In her five terms here, however, she certainly left her mark. In fact, hers was a landmark appointment; she was the first Lecturer in Secondary Education at Reading and set up the forerunner of Reading’s Postgraduate Certificate in Education (PGCE). It was for women only, starting with a class of 6 – a modest enterprise compared with current recruitment of 246 students – and bore the grand title of ‘Postgraduate Course for the Training of Secondary Teaching (Women).’
Students were entered for the Cambridge Postgraduate Certificate and, like today, it was a one-year course. Fees were £20 per session, reduced to £15 for residents of Reading and the surrounding counties. Students spent three mornings a week in a girls’ school and paid observational visits to other schools.
As the only Secondary Lecturer she had to pull together an interdisciplinary team from outside her department to provide short courses on the teaching of specialist subjects. This included:
- Professor Childs (College Principal and Reading’s first Vice-Chancellor): History
- Professor Morley: English
- Professor Keeble: Elementary Science.
Other courses dealt with Maths, Geography and Drawing, and lectures on Plato’s Republic and the Philosophy of Education were delivered by Professor de Burgh (Dean of the Faculty of Letters).
Caroline Herford left Reading in 1910 for a Lectureship at Manchester University where she remained until 1918. During the War she was a Commandant for the Red Cross in Lancashire, for which she was awarded the MBE in 1919. She was one of the founders of the Manchester University branch of the British Federation of University Women and a member of the Manchester Society for Women’s Suffrage.
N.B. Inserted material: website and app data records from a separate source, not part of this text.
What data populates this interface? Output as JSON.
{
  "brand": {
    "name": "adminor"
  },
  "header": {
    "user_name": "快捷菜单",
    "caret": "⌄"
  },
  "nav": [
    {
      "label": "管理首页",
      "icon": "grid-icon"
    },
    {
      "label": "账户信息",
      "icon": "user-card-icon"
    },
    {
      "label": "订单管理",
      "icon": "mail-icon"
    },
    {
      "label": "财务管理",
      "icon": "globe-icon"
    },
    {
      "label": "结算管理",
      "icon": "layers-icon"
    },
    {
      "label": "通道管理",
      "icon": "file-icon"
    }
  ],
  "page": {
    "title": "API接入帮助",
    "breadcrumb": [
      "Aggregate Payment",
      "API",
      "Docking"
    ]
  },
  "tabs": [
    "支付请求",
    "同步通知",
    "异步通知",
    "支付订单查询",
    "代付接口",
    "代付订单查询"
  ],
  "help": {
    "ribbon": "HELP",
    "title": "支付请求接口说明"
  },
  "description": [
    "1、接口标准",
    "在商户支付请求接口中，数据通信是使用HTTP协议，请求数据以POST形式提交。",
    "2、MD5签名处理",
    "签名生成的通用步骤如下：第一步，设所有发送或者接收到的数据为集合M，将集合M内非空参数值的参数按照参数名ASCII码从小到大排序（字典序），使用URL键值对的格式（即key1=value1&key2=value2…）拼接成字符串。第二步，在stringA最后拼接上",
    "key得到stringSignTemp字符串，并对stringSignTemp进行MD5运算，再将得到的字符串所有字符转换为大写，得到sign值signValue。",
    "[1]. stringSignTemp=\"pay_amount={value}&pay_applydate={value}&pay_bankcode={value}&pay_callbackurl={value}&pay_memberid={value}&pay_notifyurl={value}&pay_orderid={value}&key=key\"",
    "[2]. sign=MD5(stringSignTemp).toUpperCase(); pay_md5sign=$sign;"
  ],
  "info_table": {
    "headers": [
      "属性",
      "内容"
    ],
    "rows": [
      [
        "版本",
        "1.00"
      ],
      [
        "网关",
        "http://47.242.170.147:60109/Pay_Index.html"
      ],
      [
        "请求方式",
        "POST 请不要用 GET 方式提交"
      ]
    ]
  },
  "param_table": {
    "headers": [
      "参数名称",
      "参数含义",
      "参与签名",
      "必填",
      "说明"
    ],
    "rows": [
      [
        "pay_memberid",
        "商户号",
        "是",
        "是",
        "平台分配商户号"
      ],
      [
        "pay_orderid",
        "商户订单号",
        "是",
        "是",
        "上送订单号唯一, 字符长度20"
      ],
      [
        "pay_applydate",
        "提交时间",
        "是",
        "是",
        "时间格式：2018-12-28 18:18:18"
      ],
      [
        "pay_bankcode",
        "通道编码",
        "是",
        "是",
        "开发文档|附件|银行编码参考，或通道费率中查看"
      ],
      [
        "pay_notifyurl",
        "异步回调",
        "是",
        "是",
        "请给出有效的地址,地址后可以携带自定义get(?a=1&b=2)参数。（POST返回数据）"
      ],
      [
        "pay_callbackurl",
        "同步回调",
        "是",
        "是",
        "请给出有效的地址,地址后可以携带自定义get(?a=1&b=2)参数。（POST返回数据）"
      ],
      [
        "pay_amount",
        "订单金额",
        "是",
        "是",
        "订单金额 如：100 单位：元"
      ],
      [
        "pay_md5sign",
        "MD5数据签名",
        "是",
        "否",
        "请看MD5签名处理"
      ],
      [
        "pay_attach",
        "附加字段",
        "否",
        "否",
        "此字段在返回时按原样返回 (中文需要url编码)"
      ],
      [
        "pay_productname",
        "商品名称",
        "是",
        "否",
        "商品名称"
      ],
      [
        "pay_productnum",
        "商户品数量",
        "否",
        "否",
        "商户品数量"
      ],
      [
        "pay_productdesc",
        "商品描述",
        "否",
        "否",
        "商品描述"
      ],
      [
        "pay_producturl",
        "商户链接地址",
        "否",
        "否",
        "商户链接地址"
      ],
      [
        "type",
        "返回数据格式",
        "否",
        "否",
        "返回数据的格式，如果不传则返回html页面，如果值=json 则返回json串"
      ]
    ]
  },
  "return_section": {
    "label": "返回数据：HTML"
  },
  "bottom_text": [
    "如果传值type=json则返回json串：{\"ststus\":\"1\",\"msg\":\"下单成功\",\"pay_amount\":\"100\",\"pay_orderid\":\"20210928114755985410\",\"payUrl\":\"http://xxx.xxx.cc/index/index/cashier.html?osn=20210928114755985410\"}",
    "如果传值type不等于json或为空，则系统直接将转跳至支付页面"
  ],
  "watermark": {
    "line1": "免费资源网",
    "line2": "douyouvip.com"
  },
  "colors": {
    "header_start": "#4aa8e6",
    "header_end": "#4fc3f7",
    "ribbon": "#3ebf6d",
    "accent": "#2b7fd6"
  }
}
During her lifetime she made a valuable contribution to the field of education as a lecturer, teacher and headteacher. She was an advocate of mixed education during a period when it wasn’t popular, promoted cricket and lacrosse for both sexes and campaigned for women’s rights in education. She served on the Manchester City Council’s Education Committee, was a magistrate, school governor and later a member of the Somerset Education Committee.
According to the website of Withington Girls’ School where she taught Biology:
‘Miss Herford enjoyed the reputation of being a redoubtable woman, vigorous, forceful and a splendid teacher. For the most part her pupils admired and stood in awe of her, though there is no doubt she also had the power to intimidate.’
Brian Richards, 14/09/2021
Morley, E. J. (2016). Before and after: reminiscences of a working life (original text of 1944 edited by Barbara Morris). Reading: Two Rivers Press.
Oxford University Press (2004). Oxford dictionary of national biography. Oxford: OUP.
University College Reading. Calendar, 1909-10 & 1910-11.
Dan Slade for sending me his notes and Powerpoint presentations about Lady Barn House School and Caroline Herford’s part in its history.
John Peel of the Manchester Art Gallery for permission to use the image of Caroline Herford.